Book of Abstracts: Albany 2007
June 19-23 2007
Structural Characterization of Clustered DNA Damage: Bistranded Oxidized Bases and Abasic Sites
Ionizing radiation (IR) damages cellular DNA mainly by oxidative mechanisms. Since a single energy deposition event generates several free radicals, IR normally produces both isolated lesions and clustered damage sites, operationally defined as two or more lesions within a helical turn. Clustered lesions can occur in one or both strands of the duplex and, in both cases, they affect the efficiency of DNA repair. It has been shown that the repair rate of bistranded clusters is generally reduced and depends on the distance separating the lesions and their relative orientation. The structural basis of these effects remains to be determined. In order to identify structural features that modulate the recognition of cluster lesions by repair enzymes we have prepared two pairs of DNA duplexes containing a bistranded clusters, in the +1 or -1 orientation and determined their structure in solution using high-resolution NMR spectroscopy.

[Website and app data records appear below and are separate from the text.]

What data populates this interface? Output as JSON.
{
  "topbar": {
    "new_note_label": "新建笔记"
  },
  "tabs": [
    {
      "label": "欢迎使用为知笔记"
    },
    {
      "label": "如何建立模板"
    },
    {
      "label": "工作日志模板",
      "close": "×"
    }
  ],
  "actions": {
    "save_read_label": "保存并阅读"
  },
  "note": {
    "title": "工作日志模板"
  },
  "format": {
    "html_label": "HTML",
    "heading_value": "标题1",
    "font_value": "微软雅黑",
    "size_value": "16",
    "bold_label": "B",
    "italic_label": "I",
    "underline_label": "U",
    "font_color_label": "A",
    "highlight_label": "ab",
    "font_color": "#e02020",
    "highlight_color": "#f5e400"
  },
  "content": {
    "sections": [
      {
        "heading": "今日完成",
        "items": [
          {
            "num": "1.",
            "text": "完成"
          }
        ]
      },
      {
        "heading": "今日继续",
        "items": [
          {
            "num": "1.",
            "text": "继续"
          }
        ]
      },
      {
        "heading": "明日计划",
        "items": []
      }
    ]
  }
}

The first pair of damaged duplexes contains bistranded dihydrothymine (DHT)/ abasic site (AP) lesions, while the second has a 7,8-dihydro-8-oxoguanine (8-oxoG)/AP cluster.
Our NMR data indicate that all four clusters are readily accommodated in the right-handed duplexes, where they cause only small perturbations of the local DNA structure. The 8-oxo-dG and DHT residues form canonical Watson-Crick alignments and the AP residues remain inside the helix, where they adopt a C2?-endo conformation.